- [Entries shown]:

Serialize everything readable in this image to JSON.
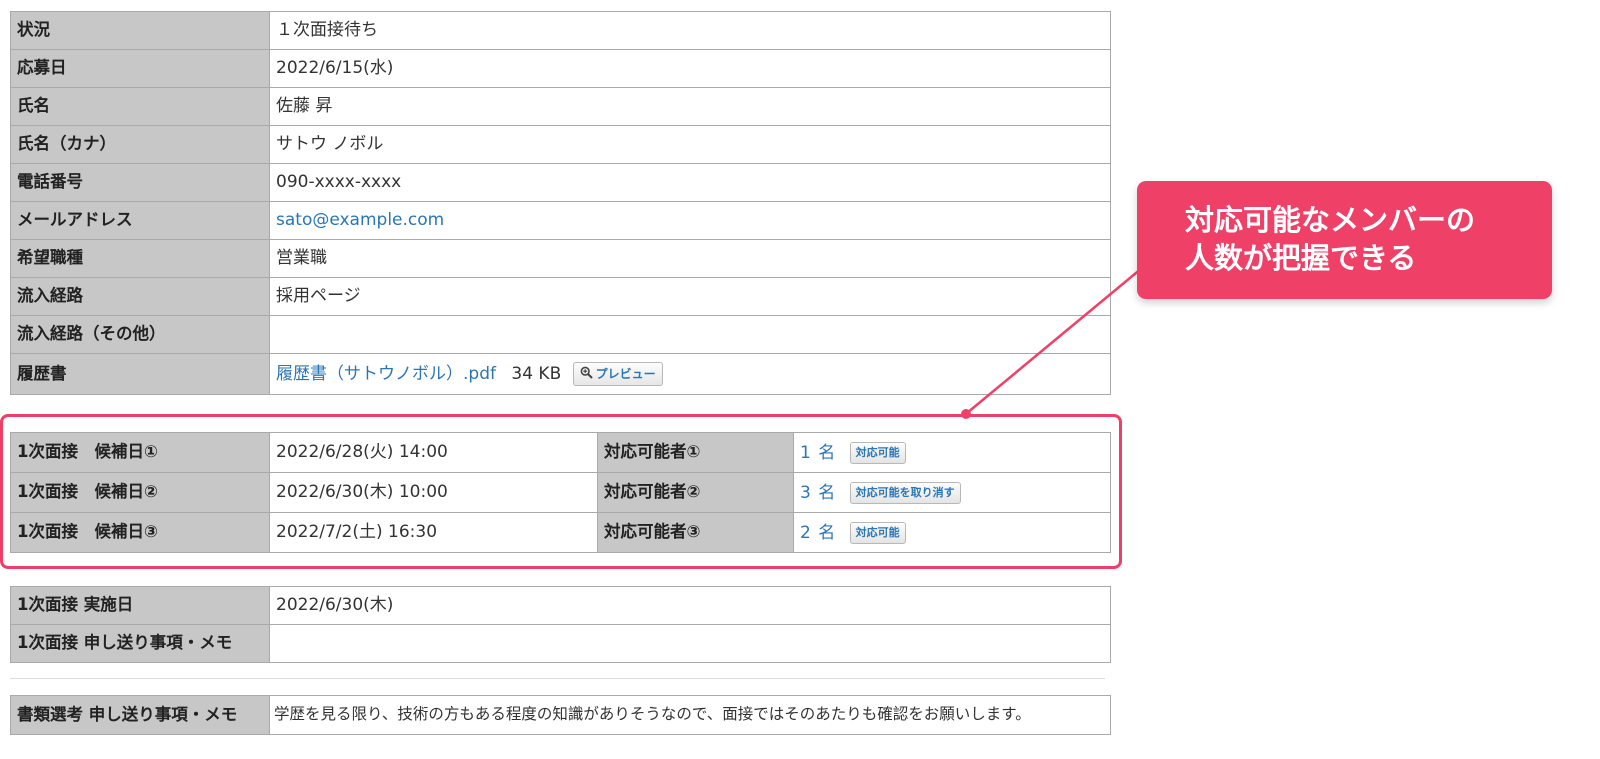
{
  "basic": {
    "rows": [
      {
        "label": "状況",
        "value": "１次面接待ち"
      },
      {
        "label": "応募日",
        "value": "2022/6/15(水)"
      },
      {
        "label": "氏名",
        "value": "佐藤 昇"
      },
      {
        "label": "氏名（カナ）",
        "value": "サトウ ノボル"
      },
      {
        "label": "電話番号",
        "value": "090-xxxx-xxxx"
      },
      {
        "label": "メールアドレス",
        "value": "sato@example.com"
      },
      {
        "label": "希望職種",
        "value": "営業職"
      },
      {
        "label": "流入経路",
        "value": "採用ページ"
      },
      {
        "label": "流入経路（その他）",
        "value": ""
      }
    ],
    "resume": {
      "label": "履歴書",
      "file_name": "履歴書（サトウノボル）.pdf",
      "file_size": "34 KB",
      "preview_label": "プレビュー"
    }
  },
  "candidates": {
    "rows": [
      {
        "label": "1次面接　候補日①",
        "datetime": "2022/6/28(火) 14:00",
        "avail_label": "対応可能者①",
        "count": "1 名",
        "button": "対応可能"
      },
      {
        "label": "1次面接　候補日②",
        "datetime": "2022/6/30(木) 10:00",
        "avail_label": "対応可能者②",
        "count": "3 名",
        "button": "対応可能を取り消す"
      },
      {
        "label": "1次面接　候補日③",
        "datetime": "2022/7/2(土) 16:30",
        "avail_label": "対応可能者③",
        "count": "2 名",
        "button": "対応可能"
      }
    ]
  },
  "execution": {
    "rows": [
      {
        "label": "1次面接 実施日",
        "value": "2022/6/30(木)"
      },
      {
        "label": "1次面接 申し送り事項・メモ",
        "value": ""
      }
    ]
  },
  "document_review": {
    "label": "書類選考 申し送り事項・メモ",
    "value": "学歴を見る限り、技術の方もある程度の知識がありそうなので、面接ではそのあたりも確認をお願いします。"
  },
  "callout": {
    "line1": "対応可能なメンバーの",
    "line2": "人数が把握できる"
  },
  "colors": {
    "accent": "#ef4168",
    "link": "#2a76b5",
    "header_bg": "#c7c7c7"
  }
}
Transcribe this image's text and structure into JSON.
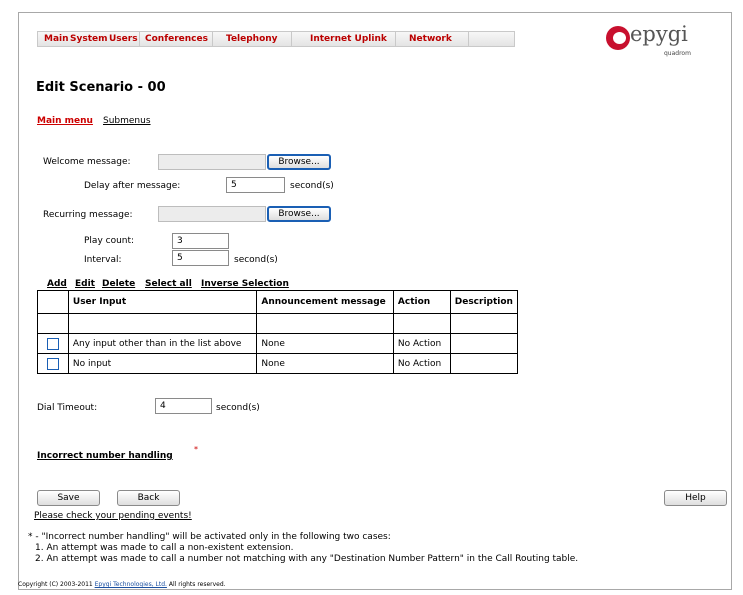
{
  "nav": {
    "items": [
      "Main",
      "System",
      "Users",
      "Conferences",
      "Telephony",
      "Internet Uplink",
      "Network"
    ]
  },
  "logo": {
    "text": "epygi",
    "subtitle": "quadrom"
  },
  "page_title": "Edit Scenario - 00",
  "tabs": {
    "main": "Main menu",
    "sub": "Submenus"
  },
  "welcome": {
    "label": "Welcome message:",
    "browse": "Browse..."
  },
  "delay": {
    "label": "Delay after message:",
    "value": "5",
    "unit": "second(s)"
  },
  "recurring": {
    "label": "Recurring message:",
    "browse": "Browse..."
  },
  "play_count": {
    "label": "Play count:",
    "value": "3"
  },
  "interval": {
    "label": "Interval:",
    "value": "5",
    "unit": "second(s)"
  },
  "table_links": {
    "add": "Add",
    "edit": "Edit",
    "delete": "Delete",
    "select_all": "Select all",
    "inverse": "Inverse Selection"
  },
  "table": {
    "headers": [
      "User Input",
      "Announcement message",
      "Action",
      "Description"
    ],
    "rows": [
      {
        "input": "Any input other than in the list above",
        "announcement": "None",
        "action": "No Action",
        "description": ""
      },
      {
        "input": "No input",
        "announcement": "None",
        "action": "No Action",
        "description": ""
      }
    ]
  },
  "dial_timeout": {
    "label": "Dial Timeout:",
    "value": "4",
    "unit": "second(s)"
  },
  "incorrect_number": {
    "label": "Incorrect number handling",
    "mark": "*"
  },
  "buttons": {
    "save": "Save",
    "back": "Back",
    "help": "Help"
  },
  "pending_events": "Please check your pending events!",
  "footnote": {
    "line1": "* - \"Incorrect number handling\" will be activated only in the following two cases:",
    "line2": "1. An attempt was made to call a non-existent extension.",
    "line3": "2. An attempt was made to call a number not matching with any \"Destination Number Pattern\" in the Call Routing table."
  },
  "copyright": {
    "prefix": "Copyright (C) 2003-2011 ",
    "company": "Epygi Technologies, Ltd.",
    "suffix": " All rights reserved."
  }
}
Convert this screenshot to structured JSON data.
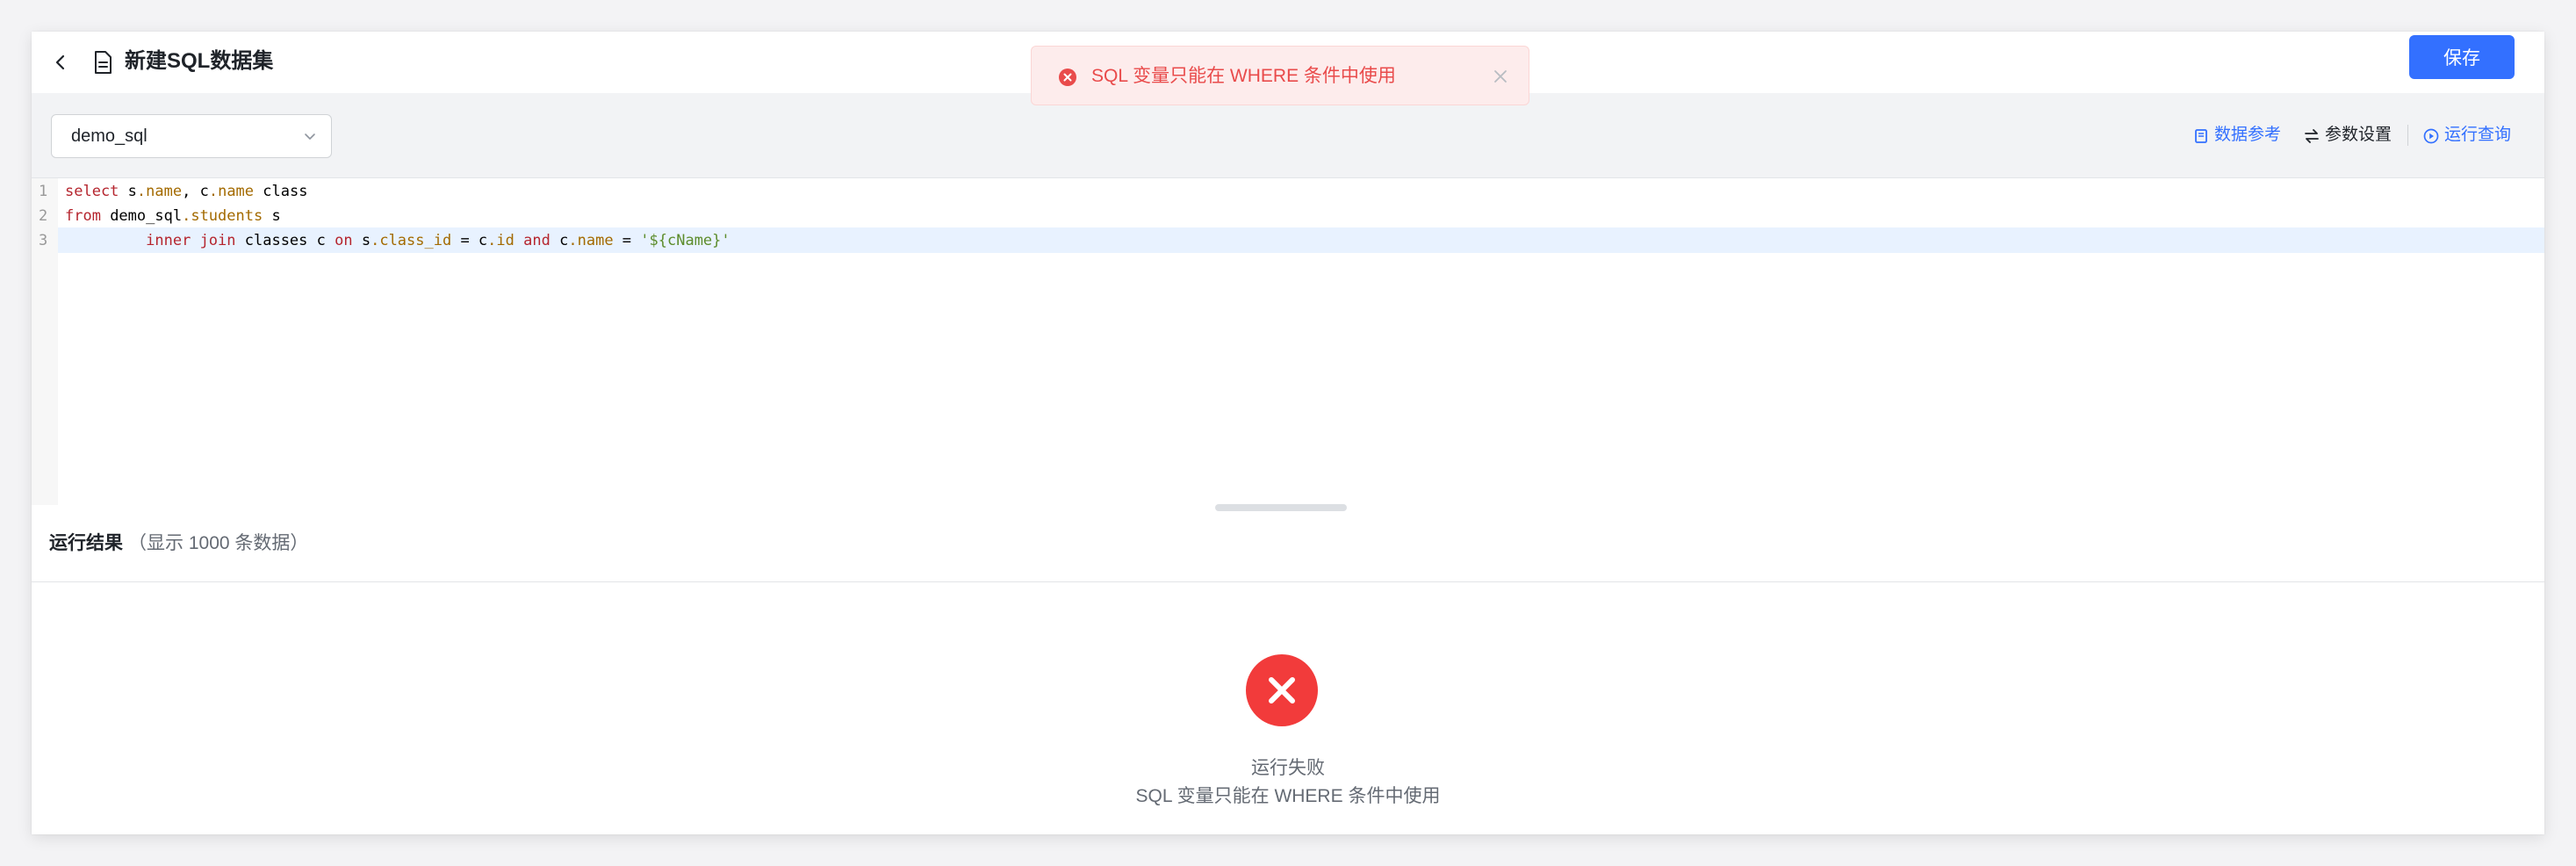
{
  "header": {
    "title": "新建SQL数据集",
    "save_label": "保存"
  },
  "toast": {
    "message": "SQL 变量只能在 WHERE 条件中使用",
    "icon": "error-circle-icon"
  },
  "toolbar": {
    "datasource": "demo_sql",
    "data_reference": "数据参考",
    "param_settings": "参数设置",
    "run_query": "运行查询"
  },
  "editor": {
    "line_numbers": [
      "1",
      "2",
      "3"
    ],
    "lines": [
      "select s.name, c.name class",
      "from demo_sql.students s",
      "         inner join classes c on s.class_id = c.id and c.name = '${cName}'"
    ]
  },
  "results": {
    "title": "运行结果",
    "count_note": "（显示 1000 条数据）",
    "error_title": "运行失败",
    "error_message": "SQL 变量只能在 WHERE 条件中使用"
  },
  "colors": {
    "primary": "#3370ff",
    "error": "#e94b4b",
    "error_icon_bg": "#f23b3b"
  }
}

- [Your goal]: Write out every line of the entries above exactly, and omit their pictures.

- [Solution to this task]:
Serialize everything readable in this image to JSON.
{
  "basic": {
    "rows": [
      {
        "label": "状況",
        "value": "１次面接待ち"
      },
      {
        "label": "応募日",
        "value": "2022/6/15(水)"
      },
      {
        "label": "氏名",
        "value": "佐藤 昇"
      },
      {
        "label": "氏名（カナ）",
        "value": "サトウ ノボル"
      },
      {
        "label": "電話番号",
        "value": "090-xxxx-xxxx"
      },
      {
        "label": "メールアドレス",
        "value": "sato@example.com"
      },
      {
        "label": "希望職種",
        "value": "営業職"
      },
      {
        "label": "流入経路",
        "value": "採用ページ"
      },
      {
        "label": "流入経路（その他）",
        "value": ""
      }
    ],
    "resume": {
      "label": "履歴書",
      "file_name": "履歴書（サトウノボル）.pdf",
      "file_size": "34 KB",
      "preview_label": "プレビュー"
    }
  },
  "candidates": {
    "rows": [
      {
        "label": "1次面接　候補日①",
        "datetime": "2022/6/28(火) 14:00",
        "avail_label": "対応可能者①",
        "count": "1 名",
        "button": "対応可能"
      },
      {
        "label": "1次面接　候補日②",
        "datetime": "2022/6/30(木) 10:00",
        "avail_label": "対応可能者②",
        "count": "3 名",
        "button": "対応可能を取り消す"
      },
      {
        "label": "1次面接　候補日③",
        "datetime": "2022/7/2(土) 16:30",
        "avail_label": "対応可能者③",
        "count": "2 名",
        "button": "対応可能"
      }
    ]
  },
  "execution": {
    "rows": [
      {
        "label": "1次面接 実施日",
        "value": "2022/6/30(木)"
      },
      {
        "label": "1次面接 申し送り事項・メモ",
        "value": ""
      }
    ]
  },
  "document_review": {
    "label": "書類選考 申し送り事項・メモ",
    "value": "学歴を見る限り、技術の方もある程度の知識がありそうなので、面接ではそのあたりも確認をお願いします。"
  },
  "callout": {
    "line1": "対応可能なメンバーの",
    "line2": "人数が把握できる"
  },
  "colors": {
    "accent": "#ef4168",
    "link": "#2a76b5",
    "header_bg": "#c7c7c7"
  }
}
Transcribe this image's text and structure into JSON.
{
  "nav": {
    "items": [
      "Main",
      "System",
      "Users",
      "Conferences",
      "Telephony",
      "Internet Uplink",
      "Network"
    ]
  },
  "logo": {
    "text": "epygi",
    "subtitle": "quadrom"
  },
  "page_title": "Edit Scenario - 00",
  "tabs": {
    "main": "Main menu",
    "sub": "Submenus"
  },
  "welcome": {
    "label": "Welcome message:",
    "browse": "Browse..."
  },
  "delay": {
    "label": "Delay after message:",
    "value": "5",
    "unit": "second(s)"
  },
  "recurring": {
    "label": "Recurring message:",
    "browse": "Browse..."
  },
  "play_count": {
    "label": "Play count:",
    "value": "3"
  },
  "interval": {
    "label": "Interval:",
    "value": "5",
    "unit": "second(s)"
  },
  "table_links": {
    "add": "Add",
    "edit": "Edit",
    "delete": "Delete",
    "select_all": "Select all",
    "inverse": "Inverse Selection"
  },
  "table": {
    "headers": [
      "User Input",
      "Announcement message",
      "Action",
      "Description"
    ],
    "rows": [
      {
        "input": "Any input other than in the list above",
        "announcement": "None",
        "action": "No Action",
        "description": ""
      },
      {
        "input": "No input",
        "announcement": "None",
        "action": "No Action",
        "description": ""
      }
    ]
  },
  "dial_timeout": {
    "label": "Dial Timeout:",
    "value": "4",
    "unit": "second(s)"
  },
  "incorrect_number": {
    "label": "Incorrect number handling",
    "mark": "*"
  },
  "buttons": {
    "save": "Save",
    "back": "Back",
    "help": "Help"
  },
  "pending_events": "Please check your pending events!",
  "footnote": {
    "line1": "* - \"Incorrect number handling\" will be activated only in the following two cases:",
    "line2": "1. An attempt was made to call a non-existent extension.",
    "line3": "2. An attempt was made to call a number not matching with any \"Destination Number Pattern\" in the Call Routing table."
  },
  "copyright": {
    "prefix": "Copyright (C) 2003-2011 ",
    "company": "Epygi Technologies, Ltd.",
    "suffix": " All rights reserved."
  }
}
Convert this screenshot to structured JSON data.
{
  "header": {
    "title": "新建SQL数据集",
    "save_label": "保存"
  },
  "toast": {
    "message": "SQL 变量只能在 WHERE 条件中使用",
    "icon": "error-circle-icon"
  },
  "toolbar": {
    "datasource": "demo_sql",
    "data_reference": "数据参考",
    "param_settings": "参数设置",
    "run_query": "运行查询"
  },
  "editor": {
    "line_numbers": [
      "1",
      "2",
      "3"
    ],
    "lines": [
      "select s.name, c.name class",
      "from demo_sql.students s",
      "         inner join classes c on s.class_id = c.id and c.name = '${cName}'"
    ]
  },
  "results": {
    "title": "运行结果",
    "count_note": "（显示 1000 条数据）",
    "error_title": "运行失败",
    "error_message": "SQL 变量只能在 WHERE 条件中使用"
  },
  "colors": {
    "primary": "#3370ff",
    "error": "#e94b4b",
    "error_icon_bg": "#f23b3b"
  }
}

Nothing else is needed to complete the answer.